Getting a fair deal for members:

Very early on BALPA became aware that some pilots who could not attend the redundancy meetings had been asked to join a conference call to hear the news. This premium rate phone call, to hear the news they had lost their jobs, cost some pilots up to £40. BALPA took up this issue immediately and called for KPMG to apologise for this shabby behaviour and reimburse those affected. And we were successful. KPMG has agreed to reimburse Monarch staff who lost money on the call to hear about their redundancy.

Long-term support:

Our initial response was just the beginning. BALPA will be there for every member though the process of redundancy, through their search for new position and through their new careers.

Just today BALPA has written to the Government and Greybull Capital to encourage the company to prioritise paying former Monarch staff the money they are owed. It followed reports that the company had offered to hand over proceeds from asset sales to the Government to help cover the cost of the passenger repatriation programme. BALPA will continue to urge the Government and company to make every effort to ensure that loyal Monarch ex-employees are not left high and dry.

At the same time BALPA is ready to assist people through the very daunting task of changing jobs. BALPA can offer unique support, through sharing impartial advice, knowledge and the expertise of our team and members.

BALPA’s Membership and Career Services (MACS) team has long been set up to assist members as they progress through their working life, so we already had resources to draw on. Our long-term support includes the following:


At the time of writing, BALPA’s MACS team has sent 16 newsletters with information about current vacancies, including those with accelerated interview processes for Monarch pilots. BALPA has also provided members with CV and interview guides and information about the pros and cons of working overseas.

Crew Connected service:

The great thing about BALPA is that it is an organisation run by pilots for pilots. It means we have a unique ability to put pilots in touch with each other. We were able to offer Monarch pilots access to our Crew Connected service, which puts them in touch with members that work in the airlines they’re applying to. This gives them first-hand guidance from people in the industry.

Flight Crew Futures:

On Tuesday 17th October, BALPA jointly ran the Flight Crew Futures event at London Gatwick. This was a new approach to pilot career opportunities for experienced and newly qualified pilots. The day included a wide range of airlines and recruitment agencies, informative presentations and allowed pilots the opportunity to ask specific questions, directly with pilot recruiters.

Events like this allow us to support our members at a time when they need our intervention most. We were able speak to members on a one to one basis at this difficult time and the feedback we’ve had has been good. One member told our team:

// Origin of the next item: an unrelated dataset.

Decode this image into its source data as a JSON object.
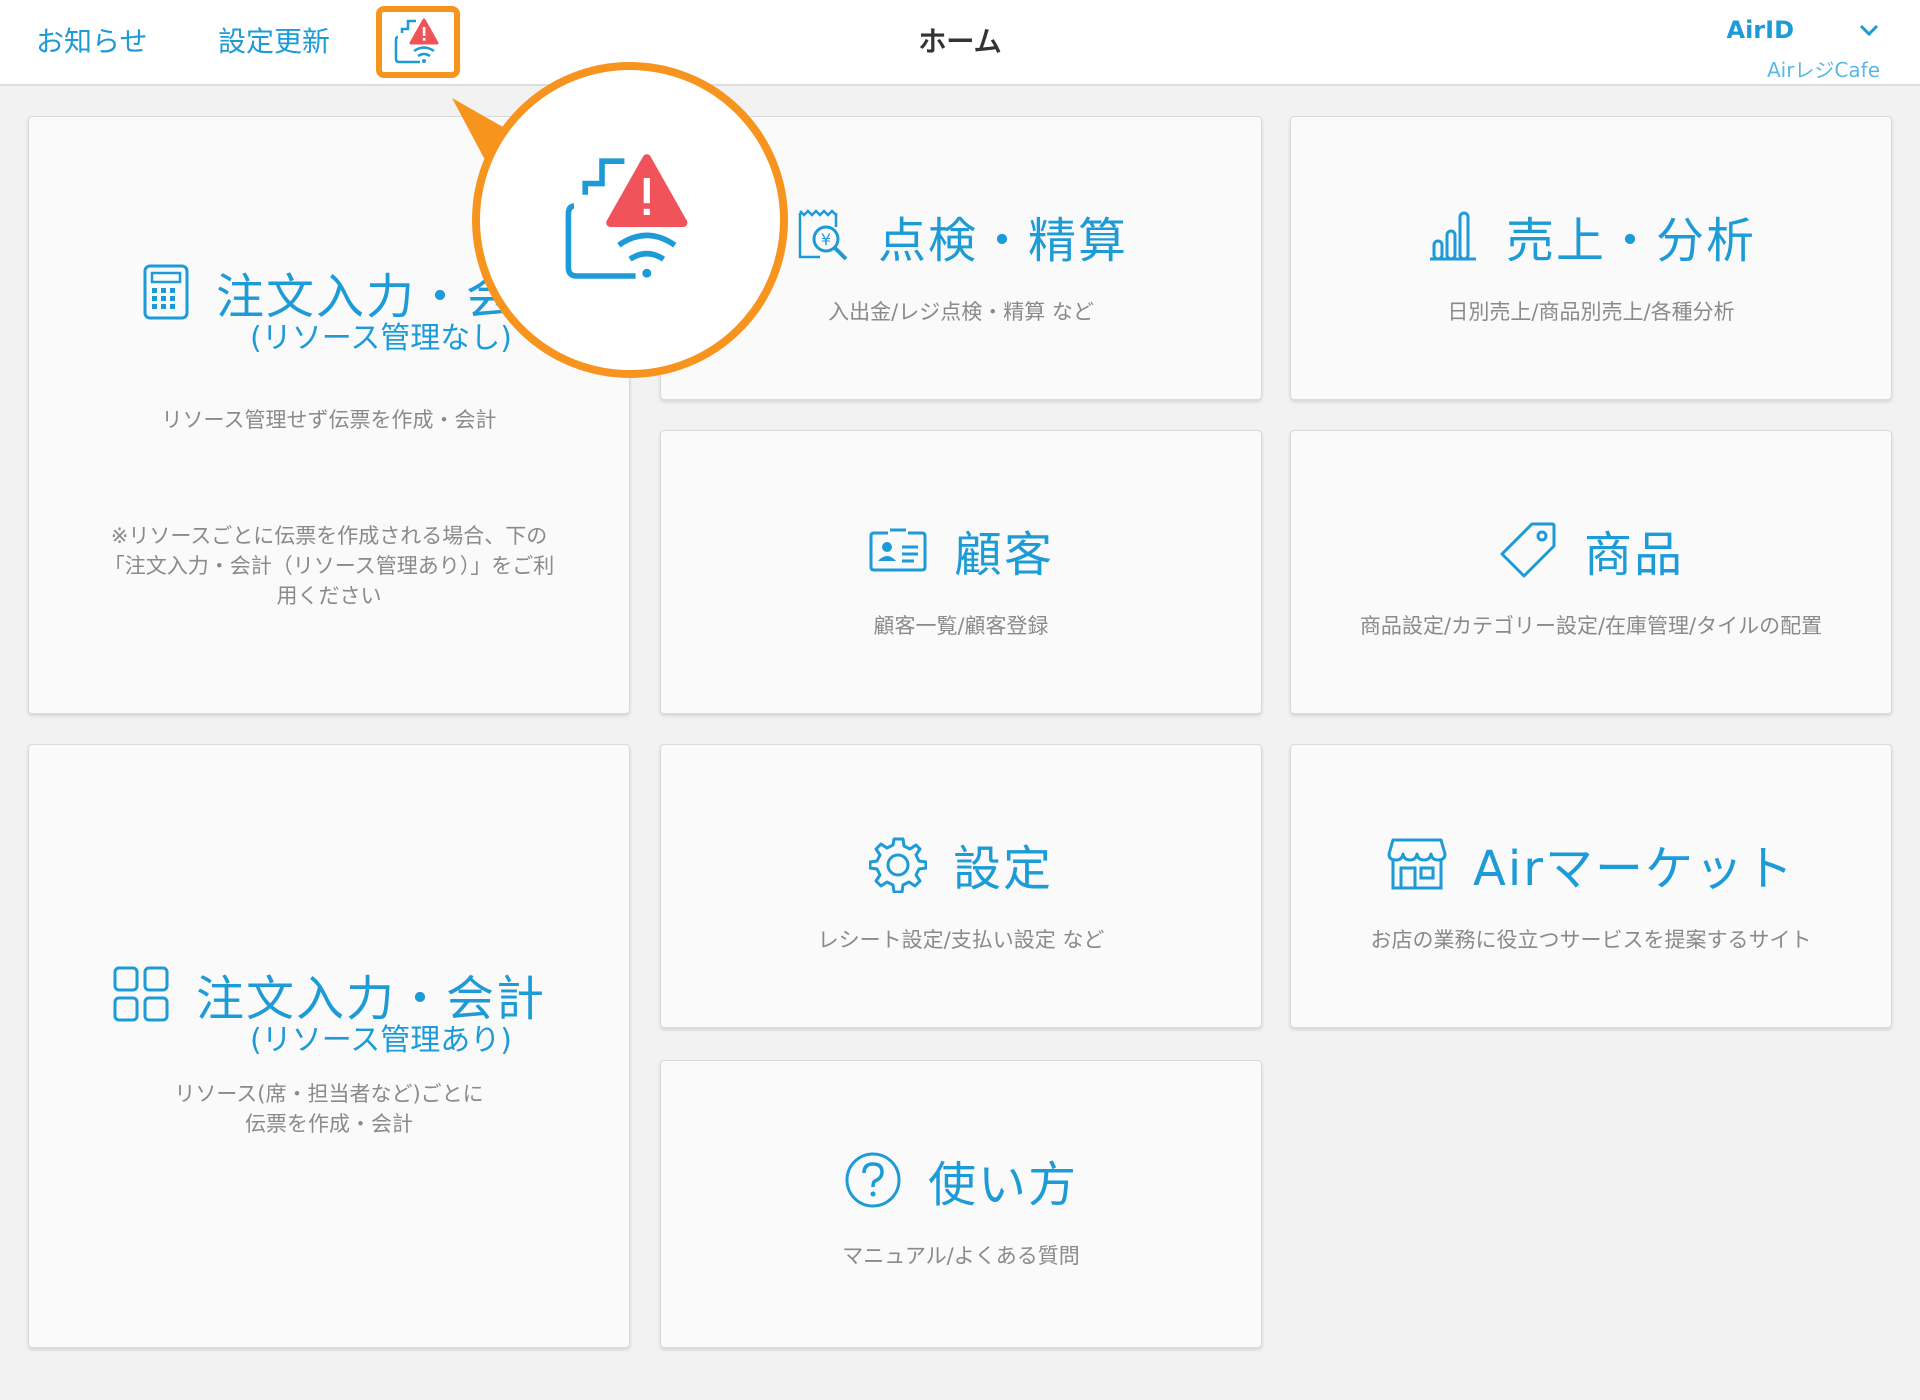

“I would like to express my immense gratitude to everyone at BALPA, you’ve been a real-life line and if this tragedy is the end of a long career for me, I will regard my membership as one of the best decisions I made.”

Airline preparation courses

We’ve also held six bespoke BALPA airline preparation courses at Heathrow, Manchester and Birmingham, attended by 65 members. The modules included numerical and verbal reasoning, group exercises and interview skills. A further three will take place in the next three weeks so every pilot that would like training will have access to it.

Support through the trauma:

BALPA is not only there to support pilots though the financial strains of redundancy and help them get jobs. I spoke to pilots who were emotionally devastated by the news. We recognise that losing a job can be traumatic and may cause health issues. That’s why BALPA has made sure the Pilots Advisory Group is available to Monarch pilots should they need some counselling at this time.

The loss of an airline like Monarch is undoubtedly bad news. But let me assure you that BALPA will work tirelessly on behalf of the affected pilots and any other pilots who are looking for work. We are here to support all our members though these tough times and hope to get as many pilots as possible into jobs as soon as we can.